This Australian couple powers their home with solar energy stored on recycled laptop batteries

This Australian couple powers their home with solar energy stored on recycled laptop batteries.
This Australian couple powers their home with solar energy stored on recycled laptop batteries.   -   Copyright  AP Photo   -  
By Roselyne Min  with AP

Amid the ongoing energy crisis and climate change, people around the world are searching for alternatives to power their homes.

Among them are Syd and Camille Goodman.

The Australian couple has turned their hand to collecting and recycling salvaged batteries to power their home and leave as small carbon footprints as possible.

In their garage, hundreds of batteries are lying around. Syd disassembles and tests each one of them before using them to store solar power, which is their house’s main energy source.

The couple says that Australia’s Black Summer in 2020, where there were intense bushfires in many parts of the country, was a wake-up call to change their lifestyle to be more sustainable.

"We started trying to figure out how much carbon could we emit, so we could have a budget. And the more we looked into it the more we realised there is no proper amount because we're going to overshoot. So we couldn't say four tonnes or five tonnes and most Australians I think emit about 14 tonnes anyway, so we just thought, we have to shoot for zero, as close to zero as possible," said Camille.

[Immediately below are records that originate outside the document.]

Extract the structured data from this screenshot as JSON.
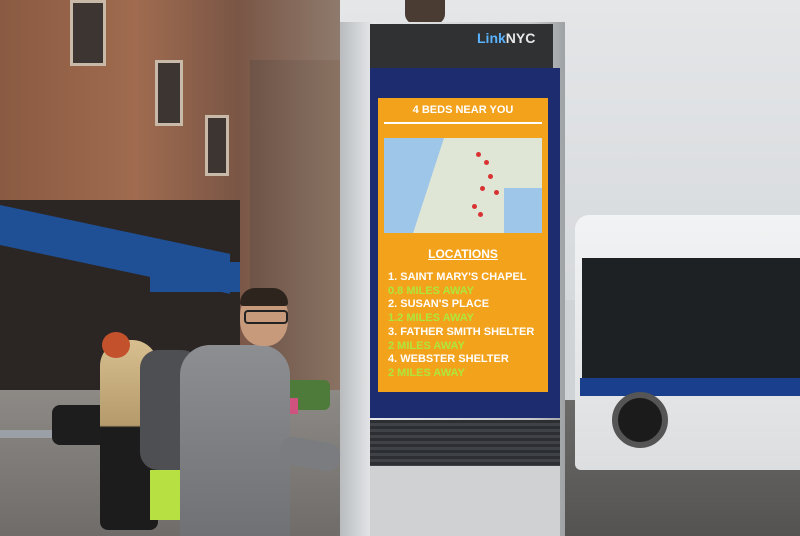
{
  "kiosk": {
    "brand_link": "Link",
    "brand_nyc": "NYC"
  },
  "screen": {
    "title": "4 BEDS NEAR YOU",
    "locations_heading": "LOCATIONS",
    "locations": [
      {
        "name": "1. SAINT MARY'S CHAPEL",
        "distance": "0.8 MILES AWAY"
      },
      {
        "name": "2. SUSAN'S PLACE",
        "distance": "1.2 MILES AWAY"
      },
      {
        "name": "3. FATHER SMITH SHELTER",
        "distance": "2 MILES AWAY"
      },
      {
        "name": "4. WEBSTER SHELTER",
        "distance": "2 MILES AWAY"
      }
    ]
  },
  "colors": {
    "screen_bg": "#f3a21c",
    "distance_text": "#aee73c",
    "kiosk_panel": "#1c2c6e",
    "logo_blue": "#5ab2ff"
  }
}
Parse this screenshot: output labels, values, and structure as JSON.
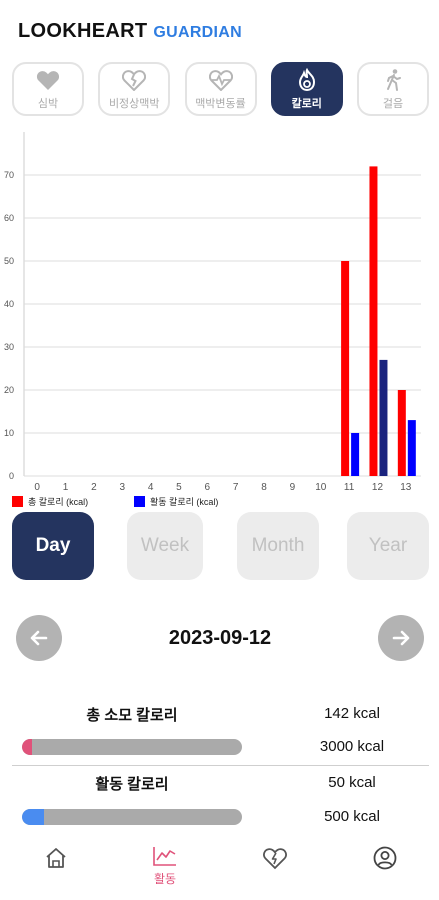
{
  "header": {
    "title": "LOOKHEART",
    "subtitle": "GUARDIAN"
  },
  "tabs": [
    {
      "label": "심박",
      "icon": "heart-icon",
      "active": false
    },
    {
      "label": "비정상맥박",
      "icon": "broken-heart-icon",
      "active": false
    },
    {
      "label": "맥박변동률",
      "icon": "heartbeat-pulse-icon",
      "active": false
    },
    {
      "label": "칼로리",
      "icon": "flame-icon",
      "active": true
    },
    {
      "label": "걸음",
      "icon": "walking-icon",
      "active": false
    }
  ],
  "chart_data": {
    "type": "bar",
    "categories": [
      "0",
      "1",
      "2",
      "3",
      "4",
      "5",
      "6",
      "7",
      "8",
      "9",
      "10",
      "11",
      "12",
      "13"
    ],
    "series": [
      {
        "name": "총 칼로리 (kcal)",
        "color": "#ff0000",
        "values": [
          0,
          0,
          0,
          0,
          0,
          0,
          0,
          0,
          0,
          0,
          0,
          50,
          72,
          20
        ]
      },
      {
        "name": "활동 칼로리 (kcal)",
        "color": "#0000ff",
        "values": [
          0,
          0,
          0,
          0,
          0,
          0,
          0,
          0,
          0,
          0,
          0,
          10,
          27,
          13
        ]
      }
    ],
    "highlight_color": "#1a237e",
    "yticks": [
      0,
      10,
      20,
      30,
      40,
      50,
      60,
      70
    ],
    "ylim": [
      0,
      80
    ],
    "grid": true,
    "legend": "bottom-left"
  },
  "ranges": [
    {
      "label": "Day",
      "active": true
    },
    {
      "label": "Week",
      "active": false
    },
    {
      "label": "Month",
      "active": false
    },
    {
      "label": "Year",
      "active": false
    }
  ],
  "date": "2023-09-12",
  "stats": {
    "total_label": "총 소모 칼로리",
    "total_value": "142 kcal",
    "total_goal": "3000 kcal",
    "total_ratio": 0.047,
    "total_color": "#e0527a",
    "active_label": "활동 칼로리",
    "active_value": "50 kcal",
    "active_goal": "500 kcal",
    "active_ratio": 0.1,
    "active_color": "#4a8cf0"
  },
  "bottom_nav": [
    {
      "icon": "home-icon",
      "label": ""
    },
    {
      "icon": "activity-chart-icon",
      "label": "활동"
    },
    {
      "icon": "heart-bolt-icon",
      "label": ""
    },
    {
      "icon": "profile-icon",
      "label": ""
    }
  ]
}
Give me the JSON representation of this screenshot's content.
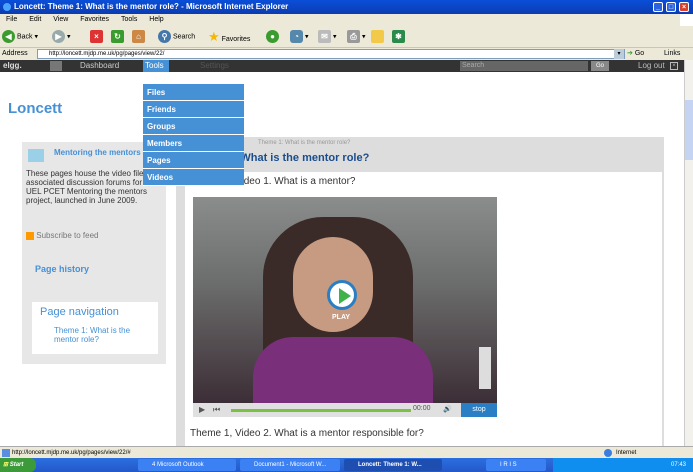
{
  "browser": {
    "title": "Loncett: Theme 1: What is the mentor role? - Microsoft Internet Explorer",
    "menu": [
      "File",
      "Edit",
      "View",
      "Favorites",
      "Tools",
      "Help"
    ],
    "toolbar": {
      "back": "Back",
      "search": "Search",
      "favorites": "Favorites",
      "go": "Go",
      "links": "Links"
    },
    "address_label": "Address",
    "address_value": "http://loncett.mjdp.me.uk/pg/pages/view/22/"
  },
  "elgg": {
    "logo": "elgg.",
    "nav": {
      "dashboard": "Dashboard",
      "tools": "Tools",
      "settings": "Settings"
    },
    "search_placeholder": "Search",
    "go": "Go",
    "logout": "Log out"
  },
  "tools_menu": [
    "Files",
    "Friends",
    "Groups",
    "Members",
    "Pages",
    "Videos"
  ],
  "site": {
    "title": "Loncett"
  },
  "sidebar": {
    "group_title": "Mentoring the mentors",
    "description": "These pages house the video files and associated discussion forums for the UEL PCET Mentoring the mentors project, launched in June 2009.",
    "subscribe": "Subscribe to feed",
    "page_history": "Page history",
    "page_navigation": "Page navigation",
    "nav_item": "Theme 1: What is the mentor role?"
  },
  "content": {
    "breadcrumb": "Theme 1: What is the mentor role?",
    "heading": "Theme 1: What is the mentor role?",
    "video1_title": "Theme 1, Video 1. What is a mentor?",
    "video2_title": "Theme 1, Video 2. What is a mentor responsible for?",
    "play_label": "PLAY",
    "time": "00:00",
    "stop": "stop"
  },
  "status": {
    "url": "http://loncett.mjdp.me.uk/pg/pages/view/22/#",
    "zone": "Internet"
  },
  "taskbar": {
    "start": "Start",
    "tasks": [
      "4 Microsoft Outlook",
      "Document1 - Microsoft W...",
      "Loncett: Theme 1: W...",
      "I R I S"
    ],
    "clock": "07:43"
  },
  "colors": {
    "accent": "#4690d6",
    "elgg_bar": "#333333",
    "xp_blue": "#0a4fd8"
  }
}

Family car is the biggest carbon emitter

When they calculated their emissions, they found their biggest contributor wasn't flights, lights, food, or even power, but “massively the vehicle”.

According to Finder AU, 92.5 per cent of households in Australia have a car.

For people like the Goodmans who live out of town, cars are essential.

"I bought a 2019 Model 3 Performance Tesla off eBay actually. All the internals of this are going to go into the Land Rover. The screens, the air conditioning, the sound effects," said Syd.

The Goodmans keep a very close eye on their carbon emissions through screens and reports. They say their emissions have dropped dramatically.

"It's almost like a tax return is how we treat it. Let's work it out because it's a cost on the environment. It's expensive to emit. Most of the stuff you do that costs a lot of money, like petrol and fuel, is expensive," said Syd.

For more on this story, watch the video in the media player above.

Video editor • Roselyne Min